START Record extracts
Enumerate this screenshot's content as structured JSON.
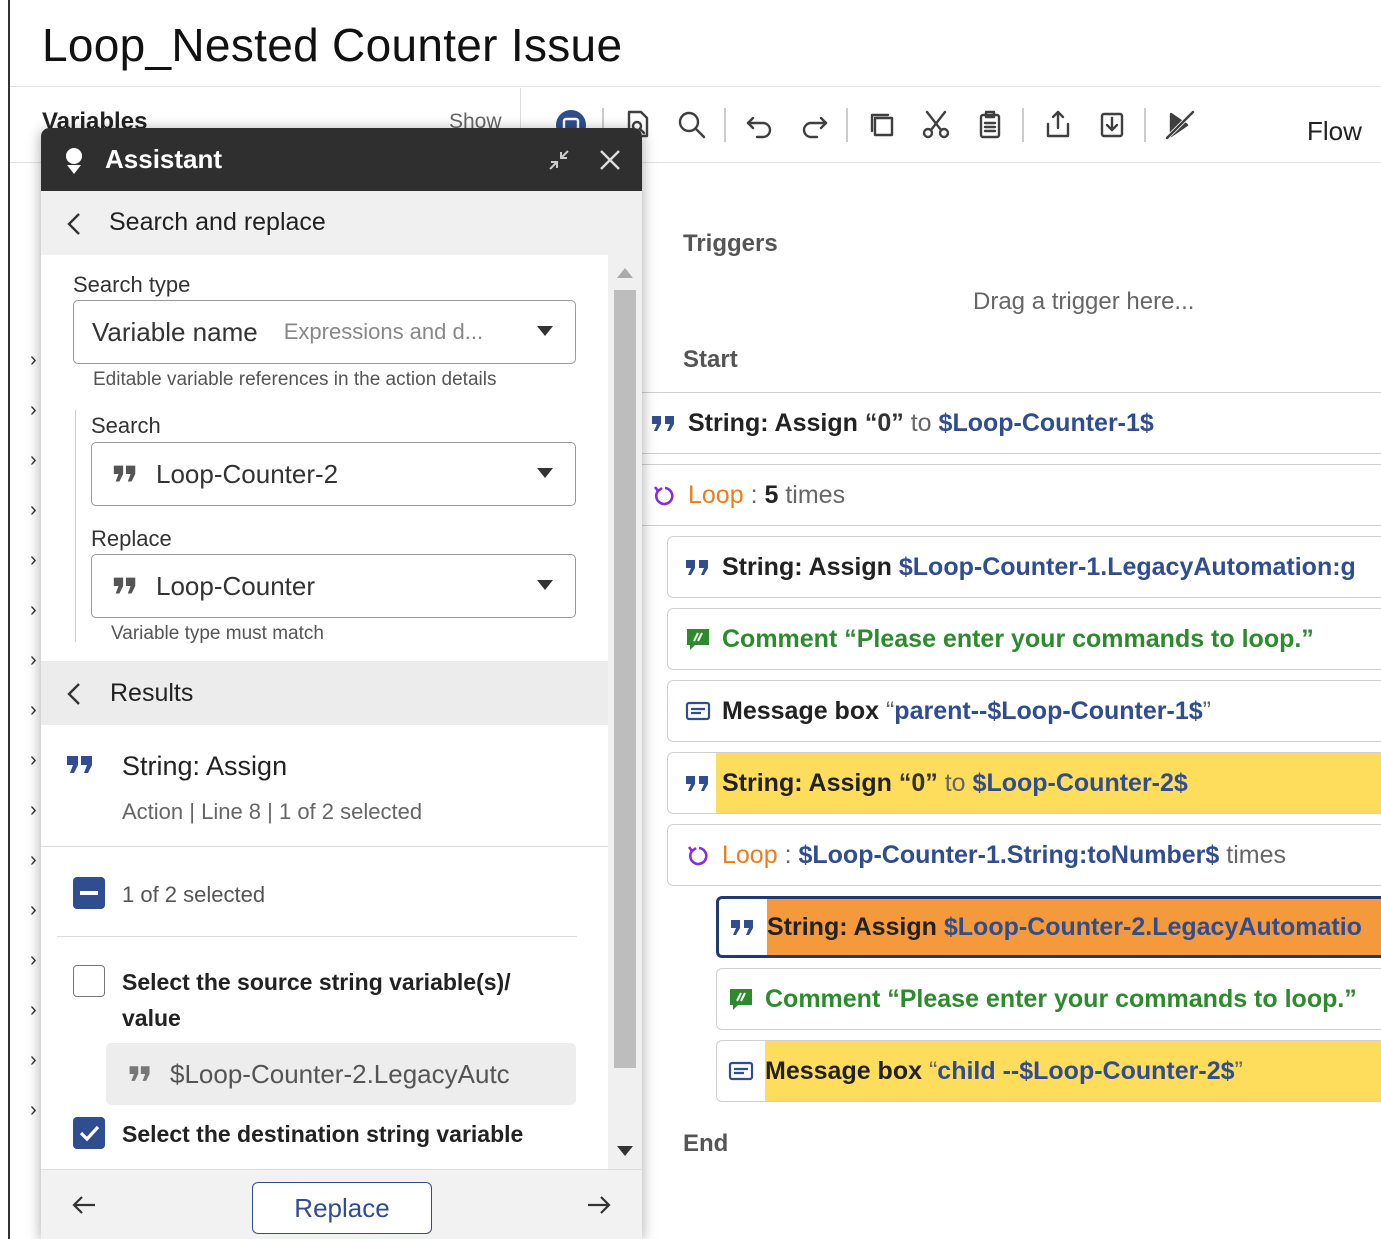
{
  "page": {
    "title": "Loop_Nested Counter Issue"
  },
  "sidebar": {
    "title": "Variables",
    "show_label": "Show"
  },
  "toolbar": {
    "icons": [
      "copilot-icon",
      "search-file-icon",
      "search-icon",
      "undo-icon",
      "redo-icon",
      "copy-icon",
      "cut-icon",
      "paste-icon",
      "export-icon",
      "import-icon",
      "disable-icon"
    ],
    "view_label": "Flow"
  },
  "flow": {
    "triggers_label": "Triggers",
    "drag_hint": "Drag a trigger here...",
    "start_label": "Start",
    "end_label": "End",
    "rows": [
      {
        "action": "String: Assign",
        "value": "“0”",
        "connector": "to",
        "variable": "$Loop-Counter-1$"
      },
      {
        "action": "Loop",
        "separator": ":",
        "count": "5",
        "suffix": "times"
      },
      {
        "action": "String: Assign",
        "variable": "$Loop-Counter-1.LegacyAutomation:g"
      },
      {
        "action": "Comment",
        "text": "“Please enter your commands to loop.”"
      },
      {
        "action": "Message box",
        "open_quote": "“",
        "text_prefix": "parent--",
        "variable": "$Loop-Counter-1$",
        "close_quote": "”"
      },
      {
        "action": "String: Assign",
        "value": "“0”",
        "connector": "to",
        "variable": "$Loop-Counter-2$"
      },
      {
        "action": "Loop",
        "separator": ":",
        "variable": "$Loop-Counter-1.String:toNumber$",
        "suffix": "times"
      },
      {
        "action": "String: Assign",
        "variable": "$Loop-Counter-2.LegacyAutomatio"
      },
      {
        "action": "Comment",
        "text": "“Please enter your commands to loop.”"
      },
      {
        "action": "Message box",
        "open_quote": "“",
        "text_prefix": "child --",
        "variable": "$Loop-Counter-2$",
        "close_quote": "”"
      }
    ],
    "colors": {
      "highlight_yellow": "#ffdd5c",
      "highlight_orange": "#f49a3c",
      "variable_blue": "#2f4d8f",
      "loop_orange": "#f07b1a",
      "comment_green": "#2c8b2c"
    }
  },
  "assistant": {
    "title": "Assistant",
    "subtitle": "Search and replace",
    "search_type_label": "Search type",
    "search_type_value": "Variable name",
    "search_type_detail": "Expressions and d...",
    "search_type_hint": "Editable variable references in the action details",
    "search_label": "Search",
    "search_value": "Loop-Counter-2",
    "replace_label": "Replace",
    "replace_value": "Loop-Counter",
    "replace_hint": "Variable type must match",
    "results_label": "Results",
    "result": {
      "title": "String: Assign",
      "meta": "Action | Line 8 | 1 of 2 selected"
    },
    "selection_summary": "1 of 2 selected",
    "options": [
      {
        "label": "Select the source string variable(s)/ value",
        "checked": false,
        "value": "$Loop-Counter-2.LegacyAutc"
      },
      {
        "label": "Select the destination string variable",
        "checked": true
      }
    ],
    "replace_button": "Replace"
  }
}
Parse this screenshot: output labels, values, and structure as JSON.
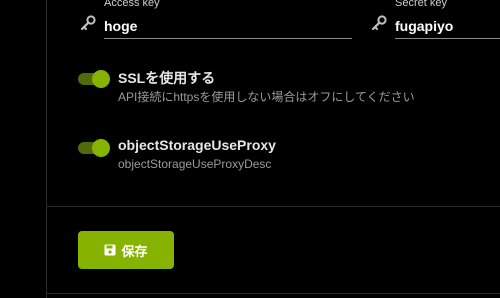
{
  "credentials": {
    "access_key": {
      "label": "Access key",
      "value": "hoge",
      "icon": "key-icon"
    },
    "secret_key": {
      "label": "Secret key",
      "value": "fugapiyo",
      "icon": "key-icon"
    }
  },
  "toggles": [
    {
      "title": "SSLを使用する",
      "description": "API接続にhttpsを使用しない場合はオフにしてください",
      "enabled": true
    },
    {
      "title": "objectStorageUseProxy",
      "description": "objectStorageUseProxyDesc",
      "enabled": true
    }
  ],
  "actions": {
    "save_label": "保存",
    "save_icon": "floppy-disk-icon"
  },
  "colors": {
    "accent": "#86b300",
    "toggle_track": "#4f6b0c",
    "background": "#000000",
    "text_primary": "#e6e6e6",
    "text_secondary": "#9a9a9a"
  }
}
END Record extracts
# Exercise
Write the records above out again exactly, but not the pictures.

# Answer to this problem
Enumerate this screenshot's content as structured JSON.
{
  "page": {
    "title": "Loop_Nested Counter Issue"
  },
  "sidebar": {
    "title": "Variables",
    "show_label": "Show"
  },
  "toolbar": {
    "icons": [
      "copilot-icon",
      "search-file-icon",
      "search-icon",
      "undo-icon",
      "redo-icon",
      "copy-icon",
      "cut-icon",
      "paste-icon",
      "export-icon",
      "import-icon",
      "disable-icon"
    ],
    "view_label": "Flow"
  },
  "flow": {
    "triggers_label": "Triggers",
    "drag_hint": "Drag a trigger here...",
    "start_label": "Start",
    "end_label": "End",
    "rows": [
      {
        "action": "String: Assign",
        "value": "“0”",
        "connector": "to",
        "variable": "$Loop-Counter-1$"
      },
      {
        "action": "Loop",
        "separator": ":",
        "count": "5",
        "suffix": "times"
      },
      {
        "action": "String: Assign",
        "variable": "$Loop-Counter-1.LegacyAutomation:g"
      },
      {
        "action": "Comment",
        "text": "“Please enter your commands to loop.”"
      },
      {
        "action": "Message box",
        "open_quote": "“",
        "text_prefix": "parent--",
        "variable": "$Loop-Counter-1$",
        "close_quote": "”"
      },
      {
        "action": "String: Assign",
        "value": "“0”",
        "connector": "to",
        "variable": "$Loop-Counter-2$"
      },
      {
        "action": "Loop",
        "separator": ":",
        "variable": "$Loop-Counter-1.String:toNumber$",
        "suffix": "times"
      },
      {
        "action": "String: Assign",
        "variable": "$Loop-Counter-2.LegacyAutomatio"
      },
      {
        "action": "Comment",
        "text": "“Please enter your commands to loop.”"
      },
      {
        "action": "Message box",
        "open_quote": "“",
        "text_prefix": "child --",
        "variable": "$Loop-Counter-2$",
        "close_quote": "”"
      }
    ],
    "colors": {
      "highlight_yellow": "#ffdd5c",
      "highlight_orange": "#f49a3c",
      "variable_blue": "#2f4d8f",
      "loop_orange": "#f07b1a",
      "comment_green": "#2c8b2c"
    }
  },
  "assistant": {
    "title": "Assistant",
    "subtitle": "Search and replace",
    "search_type_label": "Search type",
    "search_type_value": "Variable name",
    "search_type_detail": "Expressions and d...",
    "search_type_hint": "Editable variable references in the action details",
    "search_label": "Search",
    "search_value": "Loop-Counter-2",
    "replace_label": "Replace",
    "replace_value": "Loop-Counter",
    "replace_hint": "Variable type must match",
    "results_label": "Results",
    "result": {
      "title": "String: Assign",
      "meta": "Action | Line 8 | 1 of 2 selected"
    },
    "selection_summary": "1 of 2 selected",
    "options": [
      {
        "label": "Select the source string variable(s)/ value",
        "checked": false,
        "value": "$Loop-Counter-2.LegacyAutc"
      },
      {
        "label": "Select the destination string variable",
        "checked": true
      }
    ],
    "replace_button": "Replace"
  }
}
Parse this screenshot: output labels, values, and structure as JSON.
{
  "credentials": {
    "access_key": {
      "label": "Access key",
      "value": "hoge",
      "icon": "key-icon"
    },
    "secret_key": {
      "label": "Secret key",
      "value": "fugapiyo",
      "icon": "key-icon"
    }
  },
  "toggles": [
    {
      "title": "SSLを使用する",
      "description": "API接続にhttpsを使用しない場合はオフにしてください",
      "enabled": true
    },
    {
      "title": "objectStorageUseProxy",
      "description": "objectStorageUseProxyDesc",
      "enabled": true
    }
  ],
  "actions": {
    "save_label": "保存",
    "save_icon": "floppy-disk-icon"
  },
  "colors": {
    "accent": "#86b300",
    "toggle_track": "#4f6b0c",
    "background": "#000000",
    "text_primary": "#e6e6e6",
    "text_secondary": "#9a9a9a"
  }
}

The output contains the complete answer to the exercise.